February 12th, 2007
|11:52 pm - An evening of Scottish aerobics|
Went to Scottish dancing this evening. I hadn't been for a while, since I hadn't been available on evenings when the group I like to dance with meets, but one of my New Year's resolutions has been to do more Scottish dancing, or as I like to call it, "Scottish aerobics".
So off I trot to do the lowland dances (not sure my knees are up for much of the Highland stuff anymore) for the first time this year, after having missed the Burns Night celebration the group held because it was too darn cold and windy that evening. Had a lovely time as always, made more fun by there being more men than usual in kilts, so when we did dances like Mairi's Wedding and the fellows whooped and twirled about, I and all the ladies present got a bit of a show. ;)
And in case anyone was wondering, yes there was Scottish Breakfast tea available during teabreak and yes I did indulge. (But then you expected that, no?)
Current Mood: chipper
Current Music: "Mairi's Wedding"
Sounds like fun!
btw, how is Scottish Breakfast different than English Breakfast? Or Irish Breakfast, for that matter? ... is confused by all the tea ... :)
The different breakfast teas are distinguished by the origins of the tea leaves used in them. All breakfast teas are strong and are generally best with milk, since strong teas tend towards bitterness from the tannins in the tea and adding milk alleviates that.
Irish Breakfast is generally blended from teas from Assam and Kenya while English Breakfast is usually a blend of Assam, Kenya and Ceylon teas. Because Scotland's water supply tends to be soft and that can have an effect on the flavour of tea brewed using it, Scottish Breakfast tea is mostly Assam tea.
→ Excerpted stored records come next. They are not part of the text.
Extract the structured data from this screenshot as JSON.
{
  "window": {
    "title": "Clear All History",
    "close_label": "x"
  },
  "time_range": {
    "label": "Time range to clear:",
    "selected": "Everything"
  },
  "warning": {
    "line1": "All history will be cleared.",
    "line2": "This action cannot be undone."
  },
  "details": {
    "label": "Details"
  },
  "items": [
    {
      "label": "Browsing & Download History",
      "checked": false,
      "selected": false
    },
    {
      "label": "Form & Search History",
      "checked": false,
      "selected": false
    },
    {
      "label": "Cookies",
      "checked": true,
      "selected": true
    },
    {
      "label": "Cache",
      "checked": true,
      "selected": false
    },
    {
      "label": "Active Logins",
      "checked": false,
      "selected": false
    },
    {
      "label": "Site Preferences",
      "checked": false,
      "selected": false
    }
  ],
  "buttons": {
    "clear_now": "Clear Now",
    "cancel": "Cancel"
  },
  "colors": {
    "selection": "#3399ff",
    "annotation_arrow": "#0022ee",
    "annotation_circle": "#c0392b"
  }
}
Different companies have proprietary blend proportions, so the flavour can vary somewhat from brand to brand, but as a general rule, you get a very Kenyan tea if you have Irish Breakfast, a very Ceylon tea if you drink English Breakfast and a rather Assam tea if you partake of Scottish Breakfast. Which tea you like depends on which flavour notes you prefer to predominate in your tea.
Another way to think of it is that the different teas used in the blends are like citrus fruit juices. The basic flavour may be orange juice, but it can have lemon, lime, tangerine or grapefruit notes, depending on whether those fruits are added and how much of them is added. An orange-grapefruit juice tastes significantly different from an orange-tangerine blend -- what one likes is a matter of personal preference, but both juices are equally citrus-y.
Hmm, still a bit confusing ... Well, I mean, I'm always confused ... but I like the citrus analogy. Which one is grapefruit? I probably won't like that one ... wait, but I like tea ... hmm ... :)